(Data items)
Content starts
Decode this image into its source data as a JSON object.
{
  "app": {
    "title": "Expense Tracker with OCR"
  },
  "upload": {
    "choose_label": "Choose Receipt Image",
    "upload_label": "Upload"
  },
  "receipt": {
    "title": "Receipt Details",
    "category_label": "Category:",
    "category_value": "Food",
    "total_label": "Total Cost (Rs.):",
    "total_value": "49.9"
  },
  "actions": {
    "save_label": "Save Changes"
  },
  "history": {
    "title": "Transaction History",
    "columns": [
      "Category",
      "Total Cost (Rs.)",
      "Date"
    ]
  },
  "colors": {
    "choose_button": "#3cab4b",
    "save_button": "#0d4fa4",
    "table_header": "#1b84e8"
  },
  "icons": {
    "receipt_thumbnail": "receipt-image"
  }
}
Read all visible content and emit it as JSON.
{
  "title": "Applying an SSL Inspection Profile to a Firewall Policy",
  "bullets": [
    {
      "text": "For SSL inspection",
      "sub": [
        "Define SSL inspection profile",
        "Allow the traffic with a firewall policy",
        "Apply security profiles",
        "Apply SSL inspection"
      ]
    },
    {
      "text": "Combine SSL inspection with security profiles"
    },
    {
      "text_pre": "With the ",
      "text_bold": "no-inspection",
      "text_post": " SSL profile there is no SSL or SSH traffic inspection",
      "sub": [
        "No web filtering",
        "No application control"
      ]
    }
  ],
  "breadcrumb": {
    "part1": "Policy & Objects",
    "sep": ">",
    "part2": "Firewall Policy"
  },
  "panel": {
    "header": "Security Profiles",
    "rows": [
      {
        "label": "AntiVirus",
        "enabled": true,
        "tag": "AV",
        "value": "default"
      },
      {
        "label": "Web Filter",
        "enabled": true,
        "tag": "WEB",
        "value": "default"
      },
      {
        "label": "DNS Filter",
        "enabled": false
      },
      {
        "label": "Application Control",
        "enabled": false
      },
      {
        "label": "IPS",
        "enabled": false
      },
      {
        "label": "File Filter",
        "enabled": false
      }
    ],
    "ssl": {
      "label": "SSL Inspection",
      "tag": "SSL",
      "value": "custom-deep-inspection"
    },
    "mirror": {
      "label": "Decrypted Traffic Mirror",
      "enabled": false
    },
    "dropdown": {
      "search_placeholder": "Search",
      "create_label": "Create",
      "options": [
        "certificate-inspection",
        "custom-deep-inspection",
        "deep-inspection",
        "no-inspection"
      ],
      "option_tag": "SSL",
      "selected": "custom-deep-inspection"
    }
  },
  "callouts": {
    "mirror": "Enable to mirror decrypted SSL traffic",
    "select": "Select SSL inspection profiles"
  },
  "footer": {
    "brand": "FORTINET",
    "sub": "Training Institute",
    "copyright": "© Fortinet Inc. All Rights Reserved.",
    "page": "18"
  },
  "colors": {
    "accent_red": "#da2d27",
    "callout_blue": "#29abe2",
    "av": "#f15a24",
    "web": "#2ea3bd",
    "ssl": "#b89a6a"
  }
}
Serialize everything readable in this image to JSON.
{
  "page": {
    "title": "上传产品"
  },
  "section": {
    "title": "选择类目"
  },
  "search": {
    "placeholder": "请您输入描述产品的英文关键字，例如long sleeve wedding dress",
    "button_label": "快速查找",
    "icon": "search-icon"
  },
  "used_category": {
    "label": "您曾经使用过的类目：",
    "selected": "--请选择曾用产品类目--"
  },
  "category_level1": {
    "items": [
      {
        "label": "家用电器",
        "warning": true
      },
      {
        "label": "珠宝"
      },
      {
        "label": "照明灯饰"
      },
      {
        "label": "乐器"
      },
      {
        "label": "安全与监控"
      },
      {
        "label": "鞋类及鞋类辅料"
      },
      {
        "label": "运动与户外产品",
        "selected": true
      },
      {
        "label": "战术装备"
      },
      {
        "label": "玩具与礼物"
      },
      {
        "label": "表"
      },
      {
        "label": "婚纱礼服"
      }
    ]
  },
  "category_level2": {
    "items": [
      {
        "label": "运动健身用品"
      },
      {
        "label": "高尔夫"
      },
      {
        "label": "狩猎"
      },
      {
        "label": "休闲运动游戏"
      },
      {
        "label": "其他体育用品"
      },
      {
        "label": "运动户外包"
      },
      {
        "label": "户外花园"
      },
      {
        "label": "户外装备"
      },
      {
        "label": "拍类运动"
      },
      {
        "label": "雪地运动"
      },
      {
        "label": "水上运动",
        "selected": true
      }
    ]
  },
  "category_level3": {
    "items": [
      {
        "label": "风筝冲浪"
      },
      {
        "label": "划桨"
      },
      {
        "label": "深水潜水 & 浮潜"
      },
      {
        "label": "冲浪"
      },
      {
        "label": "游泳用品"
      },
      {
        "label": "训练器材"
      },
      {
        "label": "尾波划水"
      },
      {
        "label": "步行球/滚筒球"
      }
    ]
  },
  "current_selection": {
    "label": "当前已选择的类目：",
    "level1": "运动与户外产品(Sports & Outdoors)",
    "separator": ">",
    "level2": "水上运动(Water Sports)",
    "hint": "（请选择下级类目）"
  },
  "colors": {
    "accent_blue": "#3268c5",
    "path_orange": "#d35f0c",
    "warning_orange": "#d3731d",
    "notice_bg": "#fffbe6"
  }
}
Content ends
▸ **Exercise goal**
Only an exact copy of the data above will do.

▸ **Reply**
Decode this image into its source data as a JSON object.
{
  "app": {
    "title": "Expense Tracker with OCR"
  },
  "upload": {
    "choose_label": "Choose Receipt Image",
    "upload_label": "Upload"
  },
  "receipt": {
    "title": "Receipt Details",
    "category_label": "Category:",
    "category_value": "Food",
    "total_label": "Total Cost (Rs.):",
    "total_value": "49.9"
  },
  "actions": {
    "save_label": "Save Changes"
  },
  "history": {
    "title": "Transaction History",
    "columns": [
      "Category",
      "Total Cost (Rs.)",
      "Date"
    ]
  },
  "colors": {
    "choose_button": "#3cab4b",
    "save_button": "#0d4fa4",
    "table_header": "#1b84e8"
  },
  "icons": {
    "receipt_thumbnail": "receipt-image"
  }
}
Read all visible content and emit it as JSON.
{
  "title": "Applying an SSL Inspection Profile to a Firewall Policy",
  "bullets": [
    {
      "text": "For SSL inspection",
      "sub": [
        "Define SSL inspection profile",
        "Allow the traffic with a firewall policy",
        "Apply security profiles",
        "Apply SSL inspection"
      ]
    },
    {
      "text": "Combine SSL inspection with security profiles"
    },
    {
      "text_pre": "With the ",
      "text_bold": "no-inspection",
      "text_post": " SSL profile there is no SSL or SSH traffic inspection",
      "sub": [
        "No web filtering",
        "No application control"
      ]
    }
  ],
  "breadcrumb": {
    "part1": "Policy & Objects",
    "sep": ">",
    "part2": "Firewall Policy"
  },
  "panel": {
    "header": "Security Profiles",
    "rows": [
      {
        "label": "AntiVirus",
        "enabled": true,
        "tag": "AV",
        "value": "default"
      },
      {
        "label": "Web Filter",
        "enabled": true,
        "tag": "WEB",
        "value": "default"
      },
      {
        "label": "DNS Filter",
        "enabled": false
      },
      {
        "label": "Application Control",
        "enabled": false
      },
      {
        "label": "IPS",
        "enabled": false
      },
      {
        "label": "File Filter",
        "enabled": false
      }
    ],
    "ssl": {
      "label": "SSL Inspection",
      "tag": "SSL",
      "value": "custom-deep-inspection"
    },
    "mirror": {
      "label": "Decrypted Traffic Mirror",
      "enabled": false
    },
    "dropdown": {
      "search_placeholder": "Search",
      "create_label": "Create",
      "options": [
        "certificate-inspection",
        "custom-deep-inspection",
        "deep-inspection",
        "no-inspection"
      ],
      "option_tag": "SSL",
      "selected": "custom-deep-inspection"
    }
  },
  "callouts": {
    "mirror": "Enable to mirror decrypted SSL traffic",
    "select": "Select SSL inspection profiles"
  },
  "footer": {
    "brand": "FORTINET",
    "sub": "Training Institute",
    "copyright": "© Fortinet Inc. All Rights Reserved.",
    "page": "18"
  },
  "colors": {
    "accent_red": "#da2d27",
    "callout_blue": "#29abe2",
    "av": "#f15a24",
    "web": "#2ea3bd",
    "ssl": "#b89a6a"
  }
}
Serialize everything readable in this image to JSON.
{
  "page": {
    "title": "上传产品"
  },
  "section": {
    "title": "选择类目"
  },
  "search": {
    "placeholder": "请您输入描述产品的英文关键字，例如long sleeve wedding dress",
    "button_label": "快速查找",
    "icon": "search-icon"
  },
  "used_category": {
    "label": "您曾经使用过的类目：",
    "selected": "--请选择曾用产品类目--"
  },
  "category_level1": {
    "items": [
      {
        "label": "家用电器",
        "warning": true
      },
      {
        "label": "珠宝"
      },
      {
        "label": "照明灯饰"
      },
      {
        "label": "乐器"
      },
      {
        "label": "安全与监控"
      },
      {
        "label": "鞋类及鞋类辅料"
      },
      {
        "label": "运动与户外产品",
        "selected": true
      },
      {
        "label": "战术装备"
      },
      {
        "label": "玩具与礼物"
      },
      {
        "label": "表"
      },
      {
        "label": "婚纱礼服"
      }
    ]
  },
  "category_level2": {
    "items": [
      {
        "label": "运动健身用品"
      },
      {
        "label": "高尔夫"
      },
      {
        "label": "狩猎"
      },
      {
        "label": "休闲运动游戏"
      },
      {
        "label": "其他体育用品"
      },
      {
        "label": "运动户外包"
      },
      {
        "label": "户外花园"
      },
      {
        "label": "户外装备"
      },
      {
        "label": "拍类运动"
      },
      {
        "label": "雪地运动"
      },
      {
        "label": "水上运动",
        "selected": true
      }
    ]
  },
  "category_level3": {
    "items": [
      {
        "label": "风筝冲浪"
      },
      {
        "label": "划桨"
      },
      {
        "label": "深水潜水 & 浮潜"
      },
      {
        "label": "冲浪"
      },
      {
        "label": "游泳用品"
      },
      {
        "label": "训练器材"
      },
      {
        "label": "尾波划水"
      },
      {
        "label": "步行球/滚筒球"
      }
    ]
  },
  "current_selection": {
    "label": "当前已选择的类目：",
    "level1": "运动与户外产品(Sports & Outdoors)",
    "separator": ">",
    "level2": "水上运动(Water Sports)",
    "hint": "（请选择下级类目）"
  },
  "colors": {
    "accent_blue": "#3268c5",
    "path_orange": "#d35f0c",
    "warning_orange": "#d3731d",
    "notice_bg": "#fffbe6"
  }
}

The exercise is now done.